Mogadishu(SONNA)– Somali youth representatives were recently told of the importance that the United Nations attaches to young people’s role in national peace-building initiatives, and how political inclusion can enhance this.
The members of the United Nations Somalia - Youth Advisory Board were hearing from one of the world body’s senior officials, the Assistant Secretary-General for Peace-building Support, Oscar Fernandez-Taranco, who was in the Horn of Africa country to see first-hand the linkage between humanitarian, peace-building and development efforts.
“The fact that you have been selected to represent the wider constituency, reflects very much the spirit of how the United Nations, the Secretary-General’s envoy to Somalia and his team can benefit from your wisdom, your engagement and your opinions about what the UN is doing and could do much better,” Mr. Fernandez-Taranco said at their meeting.
The UN official added that in a country like Somalia – where approximately 80 percent of the population are young, where youth unemployment is high, and where drought and conflict have fuelled displacement and rapid urbanization – they had a unique opportunity to shape the delivery of youth programmes.
The Youth Advisory Board was recently established following an open nomination process. It is made up of 18 young people, nine women and nine men from across the country, and was created to advise the UN system on youth issues in Somalia. The Board aims to strengthen the UN’s engagement with young Somalis and their involvement in political processes and peace-building initiatives as part of the world body’s Youth, Peace and Security Agenda. The Agenda is tied to the UN Security Council’s Resolution 2250, which was adopted in 2015 and emphasizes the importance of youth as agents of change in the maintenance and promotion of peace and security.

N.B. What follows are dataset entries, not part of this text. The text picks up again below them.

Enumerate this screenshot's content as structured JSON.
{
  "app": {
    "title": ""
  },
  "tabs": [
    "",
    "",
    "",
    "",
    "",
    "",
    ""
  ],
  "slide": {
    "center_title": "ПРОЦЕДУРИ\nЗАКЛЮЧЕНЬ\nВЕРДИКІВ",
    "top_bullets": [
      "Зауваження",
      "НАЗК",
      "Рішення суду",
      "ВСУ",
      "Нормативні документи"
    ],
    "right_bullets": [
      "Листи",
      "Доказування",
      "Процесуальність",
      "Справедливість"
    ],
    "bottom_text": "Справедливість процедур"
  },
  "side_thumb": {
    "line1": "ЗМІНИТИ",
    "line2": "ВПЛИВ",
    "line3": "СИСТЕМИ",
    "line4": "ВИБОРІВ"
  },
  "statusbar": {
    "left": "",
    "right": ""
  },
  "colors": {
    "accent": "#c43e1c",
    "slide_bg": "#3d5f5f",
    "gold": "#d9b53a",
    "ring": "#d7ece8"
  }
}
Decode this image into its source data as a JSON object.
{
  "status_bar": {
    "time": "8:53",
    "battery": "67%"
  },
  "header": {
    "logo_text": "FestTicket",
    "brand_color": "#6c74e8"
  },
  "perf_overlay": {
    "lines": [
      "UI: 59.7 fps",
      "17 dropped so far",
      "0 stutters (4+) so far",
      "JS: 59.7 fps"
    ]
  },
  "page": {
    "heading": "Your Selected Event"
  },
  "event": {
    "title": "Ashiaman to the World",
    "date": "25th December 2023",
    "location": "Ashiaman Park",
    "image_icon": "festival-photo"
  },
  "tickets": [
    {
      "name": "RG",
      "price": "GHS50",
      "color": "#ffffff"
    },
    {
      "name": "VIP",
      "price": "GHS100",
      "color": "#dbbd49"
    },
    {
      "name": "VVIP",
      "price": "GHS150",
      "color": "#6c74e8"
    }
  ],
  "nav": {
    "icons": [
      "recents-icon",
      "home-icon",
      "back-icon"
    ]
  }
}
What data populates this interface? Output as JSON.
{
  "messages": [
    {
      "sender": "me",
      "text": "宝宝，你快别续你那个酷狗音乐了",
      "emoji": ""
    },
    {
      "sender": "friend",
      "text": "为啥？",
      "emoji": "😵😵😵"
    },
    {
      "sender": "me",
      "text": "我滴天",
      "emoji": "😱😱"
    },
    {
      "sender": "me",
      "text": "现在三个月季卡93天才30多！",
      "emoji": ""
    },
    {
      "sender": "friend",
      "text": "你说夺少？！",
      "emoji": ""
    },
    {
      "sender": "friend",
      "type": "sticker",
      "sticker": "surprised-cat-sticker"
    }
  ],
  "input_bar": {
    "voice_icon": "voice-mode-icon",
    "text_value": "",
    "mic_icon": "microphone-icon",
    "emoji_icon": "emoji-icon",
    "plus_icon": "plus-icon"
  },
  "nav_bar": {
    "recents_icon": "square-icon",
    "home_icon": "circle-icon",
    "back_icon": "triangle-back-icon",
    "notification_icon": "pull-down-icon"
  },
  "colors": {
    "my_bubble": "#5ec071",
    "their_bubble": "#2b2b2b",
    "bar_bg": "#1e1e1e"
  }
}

Also present at the meeting was the Secretary-General’s Special Representative, James Swan.
UN benefits from youth
In his remarks, Mr. Fernandez-Taranco told the board members that the UN was interested in “benefitting from the knowledge that you have from your communities and the regions that you are coming from, your experience as professionals or as community organizers.”
During their meeting, the youths raised a wide range of views and recommendations related to policy and programming in education, women’s empowerment, people with disabilities and peacebuilding, among others.
Board member Shaima Sallal Mohamed, founder of Golden Girls Sports Centre, an organization that fights against gender-based violence and promotes the education of young women and girls through sports activities, said that being a member of the Youth Advisory Board allowed her to be a voice for other young people in Somalia.
Another board member, Jamila Mohamed Hassan from South West State, highlighted how women can participate in peacebuilding, noting that “women are community leaders and they can significantly contribute to the attainment of peace.”
The need to have a quota for youth representation in Parliament as a way of including young people in the country’s decision-making processes was also one of the key points discussed.
For his part, Mr. Swan told the participants that it was important that UN thinking, programming and decisions are informed by consulting with youth and hearing their thoughts.
“We hope that through the Youth Advisory Board we can have a better understanding of what the youth throughout the country are thinking and what they believe we should understand,” he said.